For prosecutors, Border Patrol agent Lonnie Swartz was the man who in the span of 34 seconds fired 16 shots through the border fence, killing an unarmed Mexican teenager.
To the defense, he was an agent scared to death, operating in a busy drug-trafficking area, who had to make a split-second decision to protect himself and his fellow law enforcers from a group of rock throwers — including 16-year-old Jose Antonio Elena Rodriguez.
The government and defense presented their cases in U.S. District Court in Tucson over four weeks. On April 23, the jury found him not guilty of second-degree murder and couldn’t reach a verdict on voluntary manslaughter and involuntary manslaughter.
The government decided to retry Swartz on the lesser charges. The new trial is scheduled for late October.
Follow my coverage of the case below. Latest story is first.
This spring, with Donald Trump’s “build the wall” message resonating so powerfully that he became the presumptive Republican presidential nominee, I was part of a team of Daily Star reporters that visited the southern border states.

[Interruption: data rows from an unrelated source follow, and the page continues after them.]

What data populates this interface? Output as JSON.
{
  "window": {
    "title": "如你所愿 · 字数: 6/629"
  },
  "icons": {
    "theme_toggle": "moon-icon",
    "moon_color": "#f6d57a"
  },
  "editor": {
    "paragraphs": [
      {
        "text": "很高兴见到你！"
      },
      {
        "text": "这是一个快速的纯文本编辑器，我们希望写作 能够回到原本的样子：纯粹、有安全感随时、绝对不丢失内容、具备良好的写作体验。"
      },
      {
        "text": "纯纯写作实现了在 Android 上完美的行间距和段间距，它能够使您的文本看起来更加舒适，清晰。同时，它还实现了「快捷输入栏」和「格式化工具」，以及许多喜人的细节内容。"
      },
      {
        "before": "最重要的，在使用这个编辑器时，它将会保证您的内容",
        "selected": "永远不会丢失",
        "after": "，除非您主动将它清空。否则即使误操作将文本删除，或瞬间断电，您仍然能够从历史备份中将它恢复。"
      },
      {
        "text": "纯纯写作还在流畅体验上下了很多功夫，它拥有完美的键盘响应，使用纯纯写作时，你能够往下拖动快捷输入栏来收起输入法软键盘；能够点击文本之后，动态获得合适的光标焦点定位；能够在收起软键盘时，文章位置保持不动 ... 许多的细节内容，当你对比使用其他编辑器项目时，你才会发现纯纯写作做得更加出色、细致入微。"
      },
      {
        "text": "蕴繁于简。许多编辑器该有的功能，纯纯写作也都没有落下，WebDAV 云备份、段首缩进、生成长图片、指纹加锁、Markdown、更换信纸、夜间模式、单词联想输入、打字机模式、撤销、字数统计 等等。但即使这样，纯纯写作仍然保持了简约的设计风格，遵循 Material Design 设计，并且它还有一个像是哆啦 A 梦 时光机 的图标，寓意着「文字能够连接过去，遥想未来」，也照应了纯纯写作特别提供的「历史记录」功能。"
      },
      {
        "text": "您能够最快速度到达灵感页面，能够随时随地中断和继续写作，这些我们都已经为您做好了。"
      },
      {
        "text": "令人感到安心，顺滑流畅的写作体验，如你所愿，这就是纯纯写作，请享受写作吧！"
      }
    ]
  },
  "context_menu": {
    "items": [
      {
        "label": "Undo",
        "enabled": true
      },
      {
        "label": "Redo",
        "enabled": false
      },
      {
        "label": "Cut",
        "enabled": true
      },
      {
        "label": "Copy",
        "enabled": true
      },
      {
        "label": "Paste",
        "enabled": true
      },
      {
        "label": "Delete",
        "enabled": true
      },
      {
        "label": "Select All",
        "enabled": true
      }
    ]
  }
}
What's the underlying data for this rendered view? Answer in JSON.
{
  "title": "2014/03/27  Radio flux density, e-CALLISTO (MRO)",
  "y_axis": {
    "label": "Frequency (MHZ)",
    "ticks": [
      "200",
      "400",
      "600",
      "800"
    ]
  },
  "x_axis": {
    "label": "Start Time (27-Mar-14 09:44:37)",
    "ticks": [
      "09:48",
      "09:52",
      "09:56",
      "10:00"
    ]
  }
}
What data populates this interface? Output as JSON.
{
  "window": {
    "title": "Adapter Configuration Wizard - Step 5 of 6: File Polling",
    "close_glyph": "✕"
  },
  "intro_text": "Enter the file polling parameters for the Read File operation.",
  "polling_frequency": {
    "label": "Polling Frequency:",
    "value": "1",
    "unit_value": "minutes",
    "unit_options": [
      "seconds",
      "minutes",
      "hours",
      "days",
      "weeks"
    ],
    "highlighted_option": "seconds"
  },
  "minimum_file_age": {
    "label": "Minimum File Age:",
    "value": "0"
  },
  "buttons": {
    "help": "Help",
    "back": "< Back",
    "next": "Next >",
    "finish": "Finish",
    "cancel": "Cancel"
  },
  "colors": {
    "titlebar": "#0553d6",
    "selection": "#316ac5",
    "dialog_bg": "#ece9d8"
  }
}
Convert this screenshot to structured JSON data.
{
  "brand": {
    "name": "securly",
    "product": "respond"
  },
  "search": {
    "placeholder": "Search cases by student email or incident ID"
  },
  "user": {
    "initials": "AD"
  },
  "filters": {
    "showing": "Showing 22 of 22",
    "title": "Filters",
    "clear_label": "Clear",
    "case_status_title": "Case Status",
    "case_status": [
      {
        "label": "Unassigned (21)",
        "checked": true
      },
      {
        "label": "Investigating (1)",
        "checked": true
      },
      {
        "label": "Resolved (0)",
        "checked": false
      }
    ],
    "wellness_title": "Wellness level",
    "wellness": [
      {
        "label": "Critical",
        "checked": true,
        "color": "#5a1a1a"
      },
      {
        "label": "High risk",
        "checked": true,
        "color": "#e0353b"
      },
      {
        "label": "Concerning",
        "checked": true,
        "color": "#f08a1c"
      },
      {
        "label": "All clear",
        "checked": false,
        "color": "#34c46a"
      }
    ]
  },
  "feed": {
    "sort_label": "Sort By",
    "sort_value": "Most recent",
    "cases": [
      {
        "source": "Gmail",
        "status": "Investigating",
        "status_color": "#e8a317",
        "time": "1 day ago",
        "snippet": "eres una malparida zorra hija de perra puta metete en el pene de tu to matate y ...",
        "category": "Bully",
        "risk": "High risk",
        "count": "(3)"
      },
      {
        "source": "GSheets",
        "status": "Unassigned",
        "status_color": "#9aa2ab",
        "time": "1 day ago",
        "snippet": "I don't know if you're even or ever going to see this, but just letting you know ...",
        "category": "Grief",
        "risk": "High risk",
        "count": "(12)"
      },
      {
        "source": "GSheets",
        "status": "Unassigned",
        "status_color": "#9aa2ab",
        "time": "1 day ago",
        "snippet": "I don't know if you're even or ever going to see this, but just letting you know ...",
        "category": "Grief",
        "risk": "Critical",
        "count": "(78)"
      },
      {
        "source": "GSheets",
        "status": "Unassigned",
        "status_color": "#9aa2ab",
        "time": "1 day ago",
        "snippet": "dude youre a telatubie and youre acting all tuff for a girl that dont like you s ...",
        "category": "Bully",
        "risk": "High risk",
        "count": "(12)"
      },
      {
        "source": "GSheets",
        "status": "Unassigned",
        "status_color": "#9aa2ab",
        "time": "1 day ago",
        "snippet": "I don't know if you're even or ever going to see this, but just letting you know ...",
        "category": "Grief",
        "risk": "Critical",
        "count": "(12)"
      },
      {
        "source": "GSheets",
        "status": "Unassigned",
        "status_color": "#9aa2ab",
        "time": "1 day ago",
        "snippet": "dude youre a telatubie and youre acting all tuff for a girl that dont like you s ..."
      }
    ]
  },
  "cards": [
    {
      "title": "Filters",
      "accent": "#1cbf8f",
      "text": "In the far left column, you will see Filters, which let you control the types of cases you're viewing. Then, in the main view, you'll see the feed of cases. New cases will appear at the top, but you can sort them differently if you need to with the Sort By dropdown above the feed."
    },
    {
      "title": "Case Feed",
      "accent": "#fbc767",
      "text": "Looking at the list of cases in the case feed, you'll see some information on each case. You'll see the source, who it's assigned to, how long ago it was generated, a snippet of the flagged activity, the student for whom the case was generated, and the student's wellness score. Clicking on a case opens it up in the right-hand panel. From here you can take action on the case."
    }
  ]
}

Our goal was to go beyond the political rhetoric and talk with people who live and work along the international line.
Nearly 80 percent of Arizona deportations last fiscal year came from people caught at the border — higher than the 64 percent nationwide, data from Immigration and Customs Enforcement show.
While the number of people being deported after being picked up by ICE inside the country is falling, the share of those caught at the border and formally removed continues to rise.
The Washington, D.C.-based Migration Policy Institute attributes the rise to sweeping legislation in 1996 that led to quicker and more formal deportations, more resources and policy changes that represent a new historical reality where more than 400,000 people can get removed in a year.
While the Obama administration is getting close to deporting 2 million people, agents use prosecutorial discretion to prioritize who gets removed.
Immigration authorities in Arizona declined to show up 13 percent of the time that a Department of Public Safety officer called regarding someone they suspected was in the country illegally. They most often cited a manpower shortage, a child in the vehicle or the absence of a criminal record for declining such a call. The DPS data were reviewed by the Arizona Daily Star as part of an investigation of the state’s immigration law, SB 1070.
What this shows is a dichotomy of a system at the border where there’s a near zero tolerance, with immigrants increasingly subject to formal removal and criminal charges, and greater flexibility with priorities in the interior, said a Migration Policy Institute report about deportations released Tuesday.
A Salvadoran brother and sister were trekking through the Southern Arizona desert when he had to stay behind because he couldn’t keep up.
The smuggler said another group was on its way and would pick up the 18-year-old, encouraging his younger sister to go on.
That was three months ago, and the Salvadoran Consulate in Tucson has not been able to find him, Consul Ludmila Aguirre said during the Border Patrol Border Safety Initiative Wednesday morning while standing next to a 30-foot rescue beacon the agency uses to help migrants in distress.
While the number of apprehensions has decreased in the Border Patrol Tucson Sector, the rate of people dying has remained constant. Since fiscal year 2011, there have been 16 border crosser remains found for every 10,000 apprehensions — only falling slightly to 15 in 2012.
“Addressing this issue of border deaths in the desert is everyone’s business,” Tucson Sector Border Patrol Chief Manuel Padilla told a group of humanitarian organization members, consuls and journalists before the Border Patrol Search Trauma and Rescue demonstrated a rope technical extraction with a Black Hawk helicopter in Brown Canyon, just east of Baboquivari Peak.